David Bowie Dies At 69

David Bowie

The legendary singer David Bowie died on January 10th at the age of 69

His son, film director Duncan Jones (also known as Zowie Bowie) confirmed the sad news on twitter and a statement was issued on his social media accounts.

“David Bowie died peacefully today surrounded by his family after a courageous 18-month battle with cancer,” it said, asking for privacy for his family.

The iconic musician known for musical innovation and experimentation with his image died 18 months after being diagnosed with cancer

Tributes have been paid from around the world to the “extraordinary artist” whose last album was released only days ago.

Bowie’s first wife Angie, who is currently appearing on Celebrity Big Brother is to be informed of the sad news later today, and will then be allowed to decide whether or not she will continue appearing in the reality show.

Bowie’s albums over the decades produced a string of hits including, Starman, Changes, Life on Mars, Ashes to Ashes and of course space oddity (below):

‘And the stars look very different today’

The Guardian reports: He was known for experimenting across diverse musical genres, and for his alter egos Ziggy Stardust, Aladdin Sane and the Thin White Duke. He also had a notable acting career.

His latest album, Blackstar, was released last week to coincide with his 69th birthday, and had received widespread critical acclaim.

Blackstar was the first Bowie album not to feature a picture of him on the cover: instead, a stylised black star heralded a darker work. On re-examination, there is much in Blackstar to suggest Bowie was saying goodbye, particularly the track Lazarus and the video for the title track, which opens with the image of a dead spaceman.

Tributes were paid on social media. In a heartfelt Facebook post, Tony Visconti, who produced a series of Bowie’s albums, including Young Americans and his seminal Berlin trilogy, Low, Heroes and Lodger, wrote: “He always did what he wanted to do. And he wanted to do it his way and he wanted to do it the best way. His death was no different from his life – a work of art.

“He made Blackstar for us, his parting gift. I knew for a year this was the way it would be. I wasn’t, however, prepared for it. He was an extraordinary man, full of love and life. He will always be with us. For now, it is appropriate to cry.”

The producer Brian Eno, who collaborated with Bowie on the Berlin albums, tweeted simply: “Words cannot express: RIP David Bowie”.

Ricky Gervais, the comedian and actor who convinced the famously private Bowie to star as himself in an episode of the 2006 sitcom Extras, wrote: “I just lost a hero. RIP David Bowie”.
The rock guitarist Joel Madden, quoting Changes, wrote simply: “Turn and face the strange”.

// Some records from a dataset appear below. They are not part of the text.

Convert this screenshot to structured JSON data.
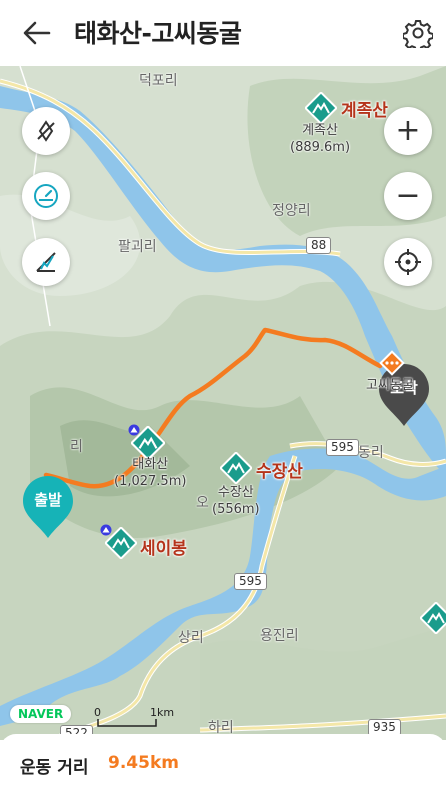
{
  "header": {
    "title": "태화산-고씨동굴",
    "back_icon": "arrow-left-icon",
    "settings_icon": "gear-icon"
  },
  "map": {
    "controls_left": [
      {
        "name": "compass-off-icon"
      },
      {
        "name": "speedometer-icon"
      },
      {
        "name": "elevation-chart-icon"
      }
    ],
    "controls_right": [
      {
        "name": "zoom-in-icon",
        "symbol": "+"
      },
      {
        "name": "zoom-out-icon",
        "symbol": "−"
      },
      {
        "name": "locate-me-icon"
      }
    ],
    "places": [
      "덕포리",
      "정양리",
      "팔괴리",
      "동리",
      "리",
      "오",
      "상리",
      "용진리",
      "하리"
    ],
    "mountains": {
      "gyejoksan": {
        "label": "계족산",
        "name": "계족산",
        "height": "(889.6m)"
      },
      "taehwasan": {
        "name": "태화산",
        "height": "(1,027.5m)"
      },
      "sujangsan": {
        "label": "수장산",
        "name": "수장산",
        "height": "(556m)"
      },
      "seibong": {
        "label": "세이봉"
      }
    },
    "start_label": "출발",
    "end_label": "도착",
    "end_place": "고씨동굴",
    "roads": [
      "88",
      "595",
      "595",
      "522",
      "935"
    ],
    "brand": "NAVER",
    "scale_zero": "0",
    "scale_unit": "1km",
    "route_color": "#f47b20"
  },
  "footer": {
    "label": "운동 거리",
    "value": "9.45km"
  }
}
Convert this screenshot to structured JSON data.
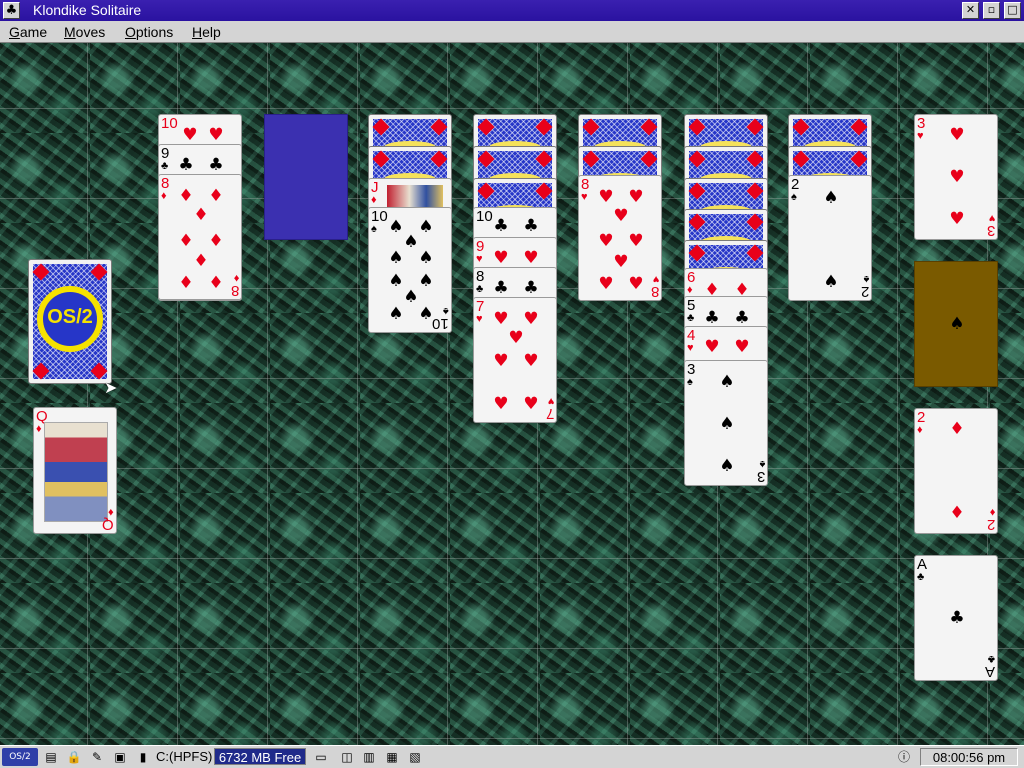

The rapper Kanye West said: “David Bowie was one of my most important inspirations, so fearless, so creative, he gave us magic for a lifetime.”
The British prime minister, David Cameron, said: “I grew up listening to and watching the pop genius David Bowie. He was a master of re-invention, who kept getting it right. A huge loss.”

An hour after the news broke, fans began to gather near his apartment on Lafayette Street in the Soho district of New York. The first, Kate Corman, left a candle and flowers. “First Lou Reed, now David Bowie. It’s so sad. Unbelievable. New York is really over now,” she said.
‎At Puckfair, a bar across the street from Bowie’s apartment and frequented by the singer, the barman played a string of his hits – Jean Genie, Let’s Dance and Heroes. “It’s hard to put into words what he gave us in his songs,” said late-night drinker Bill Marlborough. “If you don’t feel it, I can’t explain.”

RIP David, the world will miss you

alladin sane